Spanish billionaire Esther Koplowitz asked Jean-Marie Messier to advise on reorganizing debt tied to her controlling stake in Spanish builder FCC, people familiar with the matter said.
Messier Maris & Associes, the firm of the former Vivendi SA chief executive officer, is helping Koplowitz’s investment company B-1998 SL negotiate new terms for loans used to build a majority stake in FCC, said the people, who asked not to be identified because the negotiations are private. FCC drew investor attention last month after Microsoft Corp. founder Bill Gates bought a 5.7 percent stake in the construction company.
Koplowitz, who is worth more than $1 billion, is reorganizing about 800 million euros ($1.1 billion) of debt, 60 percent of which is owned by Banco Bilbao Vizcaya Argentaria SA and 40 percent by Bankia SA, three of the people said. FCC, as Fomento de Construcciones & Contratas SA is known, is seeking to refinance about 5 billion euros of its own loans. Weil, Gotshal & Manges LLP is providing legal advice to B-1998, one of the people said.
Morgan Stanley is advising FCC on those negotiations, three people familiar with the matter said.
The builder has a market value of about 2 billion euros. Koplowitz owned 89.7 percent of B-1998, an investment company with a 53.8 percent stake in FCC, according to the construction company’s 2012 annual report. She has no plans to change the level of her majority stake, one of the people said.
Representatives for B-1998, FCC, Messier, Morgan Stanley, BBVA and Bankia declined to comment on Koplowitz’s debt reorganization. A spokesman at Weil, Gotshal & Manges couldn’t immediately comment when contacted by Bloomberg News today.
Esther Koplowitz raised her stake in the company in 2004 and increased her holding in B-1998 in 2008 and 2010. Vivendi has owned a stake in FCC, and Messier previously served as a board member of the construction company.
The Spanish builder stopped paying dividends this year.
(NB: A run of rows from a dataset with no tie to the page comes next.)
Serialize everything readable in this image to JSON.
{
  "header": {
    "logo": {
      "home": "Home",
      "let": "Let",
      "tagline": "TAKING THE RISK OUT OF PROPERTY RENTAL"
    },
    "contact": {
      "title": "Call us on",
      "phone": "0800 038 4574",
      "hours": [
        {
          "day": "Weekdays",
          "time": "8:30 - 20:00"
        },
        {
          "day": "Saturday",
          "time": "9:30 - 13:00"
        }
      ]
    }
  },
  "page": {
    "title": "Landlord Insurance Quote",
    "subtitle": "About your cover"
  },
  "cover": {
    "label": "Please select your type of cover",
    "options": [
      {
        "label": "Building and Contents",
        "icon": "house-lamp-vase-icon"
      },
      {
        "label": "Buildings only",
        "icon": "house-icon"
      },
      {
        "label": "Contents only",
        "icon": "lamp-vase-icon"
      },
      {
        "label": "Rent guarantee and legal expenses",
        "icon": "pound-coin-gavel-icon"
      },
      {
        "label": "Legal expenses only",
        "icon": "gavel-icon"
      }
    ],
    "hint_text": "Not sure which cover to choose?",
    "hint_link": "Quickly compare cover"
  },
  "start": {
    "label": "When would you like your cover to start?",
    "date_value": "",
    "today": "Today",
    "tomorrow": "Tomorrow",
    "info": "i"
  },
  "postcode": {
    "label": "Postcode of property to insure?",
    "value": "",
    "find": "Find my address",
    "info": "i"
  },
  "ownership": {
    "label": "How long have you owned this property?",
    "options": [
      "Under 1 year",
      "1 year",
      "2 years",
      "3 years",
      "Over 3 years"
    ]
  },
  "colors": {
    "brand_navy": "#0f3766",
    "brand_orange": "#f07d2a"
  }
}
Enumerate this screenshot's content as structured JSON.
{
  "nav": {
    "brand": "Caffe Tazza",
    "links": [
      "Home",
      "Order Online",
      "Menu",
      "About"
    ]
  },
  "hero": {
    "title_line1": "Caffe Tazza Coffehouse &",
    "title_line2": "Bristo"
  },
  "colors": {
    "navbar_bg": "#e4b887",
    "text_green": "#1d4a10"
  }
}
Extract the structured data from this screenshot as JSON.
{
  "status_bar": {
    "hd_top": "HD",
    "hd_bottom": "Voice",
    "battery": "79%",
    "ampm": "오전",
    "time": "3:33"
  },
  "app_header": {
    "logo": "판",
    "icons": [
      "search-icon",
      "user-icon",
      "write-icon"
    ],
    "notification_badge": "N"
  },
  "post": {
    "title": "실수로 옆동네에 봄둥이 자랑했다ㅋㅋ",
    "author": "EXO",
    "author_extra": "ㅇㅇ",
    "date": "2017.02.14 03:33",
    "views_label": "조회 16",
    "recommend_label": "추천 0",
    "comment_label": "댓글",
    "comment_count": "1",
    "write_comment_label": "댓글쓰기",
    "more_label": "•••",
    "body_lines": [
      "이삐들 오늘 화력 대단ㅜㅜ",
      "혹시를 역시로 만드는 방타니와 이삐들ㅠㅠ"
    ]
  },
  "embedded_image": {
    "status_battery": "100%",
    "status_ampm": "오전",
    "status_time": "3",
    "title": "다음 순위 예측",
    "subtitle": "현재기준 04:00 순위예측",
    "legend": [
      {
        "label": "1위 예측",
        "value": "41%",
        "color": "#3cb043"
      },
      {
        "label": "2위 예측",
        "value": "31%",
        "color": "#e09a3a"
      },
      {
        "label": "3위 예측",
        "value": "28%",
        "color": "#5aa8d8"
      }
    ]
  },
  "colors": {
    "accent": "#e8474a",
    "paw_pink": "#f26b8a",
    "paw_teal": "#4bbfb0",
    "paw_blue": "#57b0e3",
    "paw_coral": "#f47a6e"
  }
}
FCC had a net loss of 674.9 million euros in the first nine months of 2013 compared to profit in the year-earlier period. Analysts expect the company to earn 44.8 million euros next year, according to the average of eight estimates compiled by Bloomberg.
FCC wants its banks to agree to convert part of its loans into payment-in-kind debt, which allow borrowers to roll up interest so that it’s paid when the debt comes due, people familiar with the matter said last month. FCC’s lenders are pushing for the company to reduce its debt and bolster equity through selling assets or retaining profit, the people said.
The stock fell 3.7 percent to 15.30 euros. It has gained 73 percent in the past year, though it’s trading at a fifth of the level of its 2007 peak.